To put it plainly, right now, there should be reduced futures activity for West Texas crude. There's less demand, and producers are starting to cut production. But in the ironic way that investing works sometimes, the sharp increase in interest from retail investors has led to a massive influx in new investor capital that the fund has had to use to invest in new futures contracts.

This played a role in a historic event on April 20, when U.S. oil prices went negative. USO, along with other trading firms that have no intention -- or even any capacity -- to take possession of crude oil, were holding a substantial number of contracts for May delivery of crude only a day before those contracts were set to kick in. Thousands of those contracts were sold at negative prices, meaning sellers like USO were literally paying the contract buyers to take possession of the oil.

At the bottom, May deliveries of WTI crude oil were going for negative $38 per barrel, meaning buyers with the capacity to actually take delivery of that oil were getting paid $38 per barrel, and they'll get the oil to sell at a later date. In a normal market environment, the difference between this month's and next month's futures shouldn't be so dislocated, and for USO, this sort of contango environment makes it almost impossible to track oil prices.

It gets worse

The sad irony is the increased interest in oil prices, and individual investors flooding capital into USO has actually made it nearly impossible for the fund to track oil prices. The fund has made changes to its strategy to adjust to this influx of capital and to reduce the risk of another negative-trading event.
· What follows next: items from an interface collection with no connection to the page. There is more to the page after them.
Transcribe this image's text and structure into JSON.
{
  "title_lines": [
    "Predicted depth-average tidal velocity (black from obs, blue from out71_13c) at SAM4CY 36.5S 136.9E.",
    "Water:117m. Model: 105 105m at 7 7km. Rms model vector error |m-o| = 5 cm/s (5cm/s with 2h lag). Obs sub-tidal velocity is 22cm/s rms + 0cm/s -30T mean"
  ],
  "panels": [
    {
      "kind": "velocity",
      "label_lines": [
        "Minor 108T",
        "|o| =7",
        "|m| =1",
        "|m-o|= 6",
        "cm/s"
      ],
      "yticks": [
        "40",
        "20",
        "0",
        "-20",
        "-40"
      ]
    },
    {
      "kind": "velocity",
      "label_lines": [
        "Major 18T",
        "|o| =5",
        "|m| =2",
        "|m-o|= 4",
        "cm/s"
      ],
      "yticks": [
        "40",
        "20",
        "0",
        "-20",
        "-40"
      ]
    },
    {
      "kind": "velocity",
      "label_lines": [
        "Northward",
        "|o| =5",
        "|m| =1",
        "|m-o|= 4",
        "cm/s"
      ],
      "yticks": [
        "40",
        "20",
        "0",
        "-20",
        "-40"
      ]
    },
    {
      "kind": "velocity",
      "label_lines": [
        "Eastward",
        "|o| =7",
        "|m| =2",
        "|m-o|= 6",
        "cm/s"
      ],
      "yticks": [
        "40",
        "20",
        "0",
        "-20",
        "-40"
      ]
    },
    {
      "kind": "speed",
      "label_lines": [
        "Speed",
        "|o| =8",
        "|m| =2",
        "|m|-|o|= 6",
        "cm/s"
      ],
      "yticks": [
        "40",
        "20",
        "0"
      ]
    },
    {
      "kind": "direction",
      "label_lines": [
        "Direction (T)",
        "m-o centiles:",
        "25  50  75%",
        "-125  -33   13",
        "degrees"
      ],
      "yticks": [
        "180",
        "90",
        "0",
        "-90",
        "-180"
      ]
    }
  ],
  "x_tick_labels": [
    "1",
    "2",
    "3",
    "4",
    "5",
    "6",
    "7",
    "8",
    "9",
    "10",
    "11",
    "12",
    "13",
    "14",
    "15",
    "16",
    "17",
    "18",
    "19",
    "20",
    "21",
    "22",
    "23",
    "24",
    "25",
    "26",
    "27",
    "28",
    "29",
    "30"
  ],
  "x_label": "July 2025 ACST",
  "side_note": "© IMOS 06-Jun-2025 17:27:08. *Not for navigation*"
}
But there are significant risks that it will be increasingly difficult for USO to avoid being left holding contracts it cannot find a buyer for in the weeks and months ahead.

USO Chart

USO data by YCharts.

The fund's managers are doing everything they can to stay ahead of this possibility, including recently conducting a 1-for-8 reverse share split that moved the price of USO shares higher. Not only did this move "reset" the per-share price closer to that of the WTI crude benchmark, but it also likely made it less attractive to investors looking at a single-digit price and mistaking it for a value investment.

Yet even with the actions management has taken and will likely continue to take to limit its exposure to being left holding the bag again, the stark reality is, the crash in demand and continued oversupply of oil is likely to continue to drive WTI futures prices down sharply heading into expiry each month.

USO's management simply might not be able to keep the fund liquid if it keeps getting forced to offload futures contracts for such a massive loss as we saw on April 20.

The risk of a total wipeout

It's not very often an investing fund's biggest "problem" is investor interest, and that, along with the collapse in demand for oil in the U.S., is why USO is at risk. The fund has seen substantial capital inflows at a time when oil demand is falling to Vietnam War-era levels, painting USO into a corner from which it must buy futures to meet the demand from new investors, even when the demand for the crude those futures promise delivery of won't be there.

And that puts USO in a terrible position. Even drastic measures to push some of its investments into 2021 futures might not be enough to offset the risks of another April 20 happening in the months ahead that the fund cannot survive. A worst-case scenario could include USO being forced to liquidate all of its futures holdings to meet its financial obligations. If that were to happen, USO shareholders would be completely wiped out, even if oil prices look like they're starting to improve.